» Exercise brief
Reproduce each record exactly. The pictures should be skipped.

[Data records for software interfaces]
-=-=-
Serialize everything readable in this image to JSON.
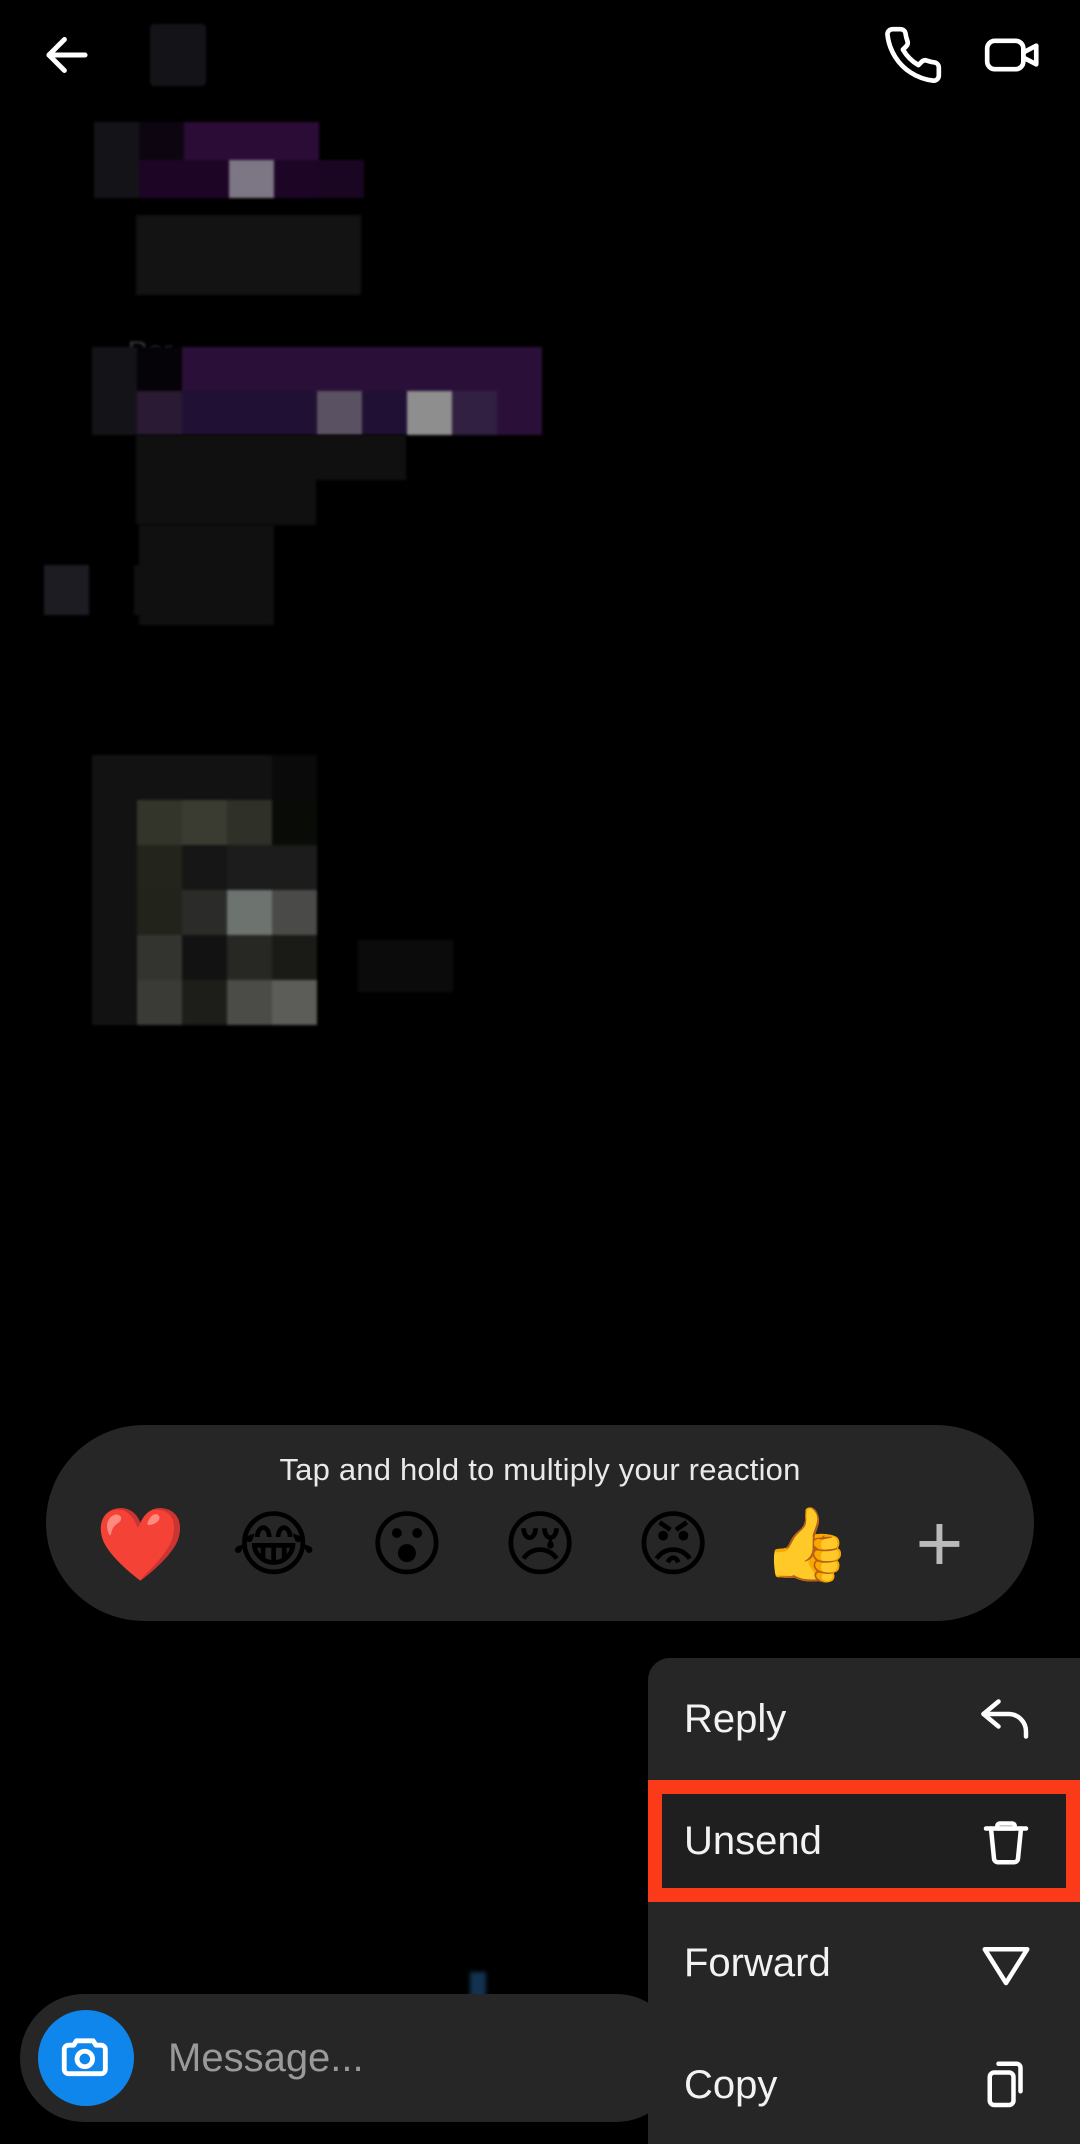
{
  "app": {
    "theme": "dark",
    "background": "#000000"
  },
  "header": {
    "back_icon": "back-arrow-icon",
    "contact_name": "",
    "audio_call_icon": "phone-icon",
    "video_call_icon": "video-camera-icon"
  },
  "conversation": {
    "reply_label": "Rer",
    "messages": [
      {
        "id": "msg-1",
        "sender": "incoming",
        "content": "",
        "censored": true
      },
      {
        "id": "msg-2",
        "sender": "incoming",
        "content": "",
        "censored": true
      },
      {
        "id": "msg-3",
        "sender": "incoming",
        "content": "",
        "censored": true
      },
      {
        "id": "msg-4",
        "sender": "incoming",
        "content": "",
        "censored": true,
        "type": "media"
      },
      {
        "id": "msg-5",
        "sender": "outgoing",
        "content": "",
        "censored": true
      }
    ]
  },
  "reaction_bar": {
    "hint": "Tap and hold to multiply your reaction",
    "background": "#262626",
    "reactions": [
      {
        "name": "heart-reaction",
        "glyph": "❤️"
      },
      {
        "name": "laughing-reaction",
        "glyph": "😂"
      },
      {
        "name": "surprised-reaction",
        "glyph": "😮"
      },
      {
        "name": "sad-reaction",
        "glyph": "😢"
      },
      {
        "name": "angry-reaction",
        "glyph": "😡"
      },
      {
        "name": "thumbs-up-reaction",
        "glyph": "👍"
      }
    ],
    "add_more_label": "+"
  },
  "context_menu": {
    "background": "#262626",
    "highlight_color": "#FA3A19",
    "items": [
      {
        "label": "Reply",
        "icon": "reply-arrow-icon",
        "highlighted": false
      },
      {
        "label": "Unsend",
        "icon": "trash-icon",
        "highlighted": true
      },
      {
        "label": "Forward",
        "icon": "paper-plane-icon",
        "highlighted": false
      },
      {
        "label": "Copy",
        "icon": "copy-icon",
        "highlighted": false
      }
    ]
  },
  "composer": {
    "camera_icon": "camera-icon",
    "camera_button_color": "#0f86ec",
    "placeholder": "Message..."
  }
}
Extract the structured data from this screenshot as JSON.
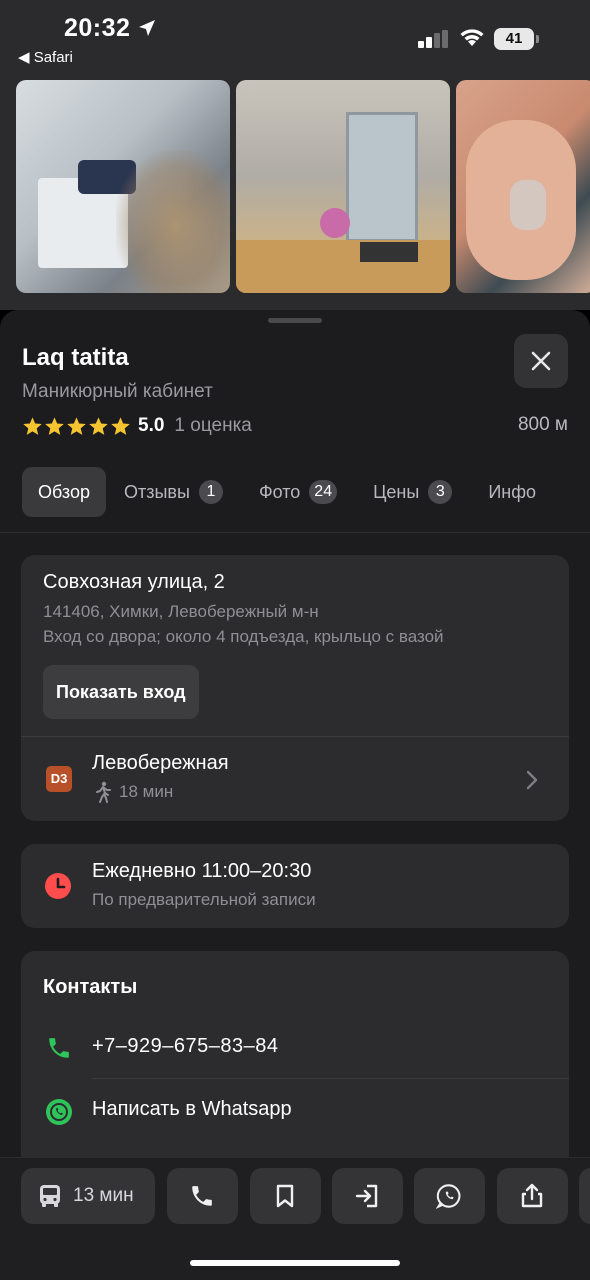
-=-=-
» Response to this task
Serialize everything readable in this image to JSON.
{
  "app": {
    "theme": "dark",
    "background": "#000000"
  },
  "header": {
    "back_icon": "back-arrow-icon",
    "contact_name": "",
    "audio_call_icon": "phone-icon",
    "video_call_icon": "video-camera-icon"
  },
  "conversation": {
    "reply_label": "Rer",
    "messages": [
      {
        "id": "msg-1",
        "sender": "incoming",
        "content": "",
        "censored": true
      },
      {
        "id": "msg-2",
        "sender": "incoming",
        "content": "",
        "censored": true
      },
      {
        "id": "msg-3",
        "sender": "incoming",
        "content": "",
        "censored": true
      },
      {
        "id": "msg-4",
        "sender": "incoming",
        "content": "",
        "censored": true,
        "type": "media"
      },
      {
        "id": "msg-5",
        "sender": "outgoing",
        "content": "",
        "censored": true
      }
    ]
  },
  "reaction_bar": {
    "hint": "Tap and hold to multiply your reaction",
    "background": "#262626",
    "reactions": [
      {
        "name": "heart-reaction",
        "glyph": "❤️"
      },
      {
        "name": "laughing-reaction",
        "glyph": "😂"
      },
      {
        "name": "surprised-reaction",
        "glyph": "😮"
      },
      {
        "name": "sad-reaction",
        "glyph": "😢"
      },
      {
        "name": "angry-reaction",
        "glyph": "😡"
      },
      {
        "name": "thumbs-up-reaction",
        "glyph": "👍"
      }
    ],
    "add_more_label": "+"
  },
  "context_menu": {
    "background": "#262626",
    "highlight_color": "#FA3A19",
    "items": [
      {
        "label": "Reply",
        "icon": "reply-arrow-icon",
        "highlighted": false
      },
      {
        "label": "Unsend",
        "icon": "trash-icon",
        "highlighted": true
      },
      {
        "label": "Forward",
        "icon": "paper-plane-icon",
        "highlighted": false
      },
      {
        "label": "Copy",
        "icon": "copy-icon",
        "highlighted": false
      }
    ]
  },
  "composer": {
    "camera_icon": "camera-icon",
    "camera_button_color": "#0f86ec",
    "placeholder": "Message..."
  }
}
Extract the structured data from this screenshot as JSON.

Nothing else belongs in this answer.